Smoke Alarms

If there is a fire in your home, smoke alarms are your first line of defense. They give you an early warning that a dangerous condition is present, and could give your family the extra time to escape. It is mandatory to have a smoke alarm on each floor of your home. There are many types of smoke alarms, each with different features. Alarms can be electrically connected, battery-powered, or a combination of both.


  • If a smoke detector goes off, you literally have seconds to respond. There is absolutely no time to gather possessions, pets and possibly even each other. Your best response is to leave your home immediately, gather at your prearranged meeting place and call 911 from a neighbor's home.
  • Never go back into the house once you've escaped from a fire.

Two Types of Smoke Alarms

Two types of technology are used in smoke detectors, and each is better at detecting a certain kind of fire.

  • The ionization type of smoke alarm is generally better at detecting fast, flaming fires that burn combustible materials rapidly and spread quickly. Sources could include paper burning in a wastebasket or a grease fire in the kitchen. These kinds of fires account for 70% of home fires.
  • The photoelectric type of smoke alarm is generally better suited for detecting slow-burning fires. These fires may smolder for hours before they burst into flames and are caused by such things as cigarettes burning in couches or bedding. These kinds of fires make up 30% of home fires.

You may want to consider installing both types of smoke alarms, or models that incorporate both types of technology. This would ensure that you are alerted as early as possible to any kind of fire in your home.

Minimizing Your Risk

You can minimize your family's risk of fire-related injury or death by installing the right number of smoke alarms in the right places in your home, and by keeping them all in good working order.

  • Install smoke alarms on every floor, including the basement.
  • Make sure the smoke alarms in your home have the UL stamp of approval on the product and packaging.
  • Read and follow every step of the manufacturer's directions when you install your smoke alarms.
  • Follow the manufacturer's directions for testing and cleaning your smoke alarms.
  • Change the batteries as often as recommended by the manufacturer. Test your smoke alarm to ensure the battery is operational.
  • Never "borrow" batteries from your smoke alarm for some other device.
  • Replace any smoke detector that is more than 10 years old.
  • Develop a "family escape plan" (Exit Drills in the Home) in case of fire in your home.
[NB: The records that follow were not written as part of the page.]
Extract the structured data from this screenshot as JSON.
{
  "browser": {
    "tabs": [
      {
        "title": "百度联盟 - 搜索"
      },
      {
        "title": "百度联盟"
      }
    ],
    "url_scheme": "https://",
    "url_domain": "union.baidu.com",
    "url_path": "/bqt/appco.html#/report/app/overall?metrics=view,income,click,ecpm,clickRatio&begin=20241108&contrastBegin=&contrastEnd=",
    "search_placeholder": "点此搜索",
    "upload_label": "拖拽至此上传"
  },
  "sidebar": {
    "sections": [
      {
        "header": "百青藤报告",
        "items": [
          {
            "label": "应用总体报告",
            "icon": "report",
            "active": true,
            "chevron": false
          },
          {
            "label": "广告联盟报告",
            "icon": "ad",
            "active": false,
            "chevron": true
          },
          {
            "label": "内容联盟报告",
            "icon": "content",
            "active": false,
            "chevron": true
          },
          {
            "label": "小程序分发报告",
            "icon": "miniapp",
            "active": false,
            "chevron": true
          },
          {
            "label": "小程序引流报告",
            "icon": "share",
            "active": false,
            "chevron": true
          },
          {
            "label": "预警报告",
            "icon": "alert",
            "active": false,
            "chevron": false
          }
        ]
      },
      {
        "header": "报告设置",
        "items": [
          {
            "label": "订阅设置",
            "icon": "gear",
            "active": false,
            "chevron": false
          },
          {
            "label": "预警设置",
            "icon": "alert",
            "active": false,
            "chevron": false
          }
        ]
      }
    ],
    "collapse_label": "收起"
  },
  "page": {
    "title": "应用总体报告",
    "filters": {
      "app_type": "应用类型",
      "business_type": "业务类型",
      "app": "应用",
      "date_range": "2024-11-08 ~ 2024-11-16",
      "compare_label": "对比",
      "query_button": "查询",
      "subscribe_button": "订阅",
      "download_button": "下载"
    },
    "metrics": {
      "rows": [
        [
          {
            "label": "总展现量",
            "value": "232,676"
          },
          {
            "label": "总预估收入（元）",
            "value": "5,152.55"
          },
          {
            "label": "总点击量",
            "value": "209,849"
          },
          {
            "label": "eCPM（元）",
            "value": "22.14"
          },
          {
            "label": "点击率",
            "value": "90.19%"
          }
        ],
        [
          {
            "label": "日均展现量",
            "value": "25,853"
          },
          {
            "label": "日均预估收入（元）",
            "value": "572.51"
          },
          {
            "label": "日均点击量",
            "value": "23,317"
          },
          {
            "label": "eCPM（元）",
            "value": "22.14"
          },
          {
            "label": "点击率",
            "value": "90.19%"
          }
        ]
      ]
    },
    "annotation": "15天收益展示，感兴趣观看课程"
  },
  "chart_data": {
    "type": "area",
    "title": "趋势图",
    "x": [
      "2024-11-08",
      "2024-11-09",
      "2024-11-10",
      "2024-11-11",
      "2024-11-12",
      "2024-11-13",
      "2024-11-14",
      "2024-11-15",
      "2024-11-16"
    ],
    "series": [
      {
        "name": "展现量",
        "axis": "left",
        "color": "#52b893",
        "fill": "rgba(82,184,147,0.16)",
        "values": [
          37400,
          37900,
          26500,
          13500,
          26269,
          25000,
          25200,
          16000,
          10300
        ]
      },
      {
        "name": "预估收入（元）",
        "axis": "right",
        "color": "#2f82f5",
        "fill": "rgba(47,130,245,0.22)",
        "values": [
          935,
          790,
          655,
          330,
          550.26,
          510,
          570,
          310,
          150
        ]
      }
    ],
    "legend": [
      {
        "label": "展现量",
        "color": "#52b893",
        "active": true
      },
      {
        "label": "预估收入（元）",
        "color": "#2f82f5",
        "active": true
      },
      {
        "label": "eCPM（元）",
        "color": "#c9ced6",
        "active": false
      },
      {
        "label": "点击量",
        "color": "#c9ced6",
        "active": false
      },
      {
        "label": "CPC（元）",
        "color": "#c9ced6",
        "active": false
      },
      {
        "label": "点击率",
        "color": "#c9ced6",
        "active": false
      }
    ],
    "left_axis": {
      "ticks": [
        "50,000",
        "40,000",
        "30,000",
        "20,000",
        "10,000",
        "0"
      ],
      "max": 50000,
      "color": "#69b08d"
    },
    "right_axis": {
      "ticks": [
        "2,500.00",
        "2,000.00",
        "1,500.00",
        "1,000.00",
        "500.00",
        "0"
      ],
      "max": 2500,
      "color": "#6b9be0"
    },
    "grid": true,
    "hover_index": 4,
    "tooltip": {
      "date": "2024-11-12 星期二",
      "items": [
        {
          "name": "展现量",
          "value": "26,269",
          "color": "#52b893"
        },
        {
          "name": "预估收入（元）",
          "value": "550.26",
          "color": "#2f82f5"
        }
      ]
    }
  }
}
Practice the plan and make sure your children understand what they should do if they hear warning sounds from a smoke alarm. The escape plan should include a meeting point outside the home.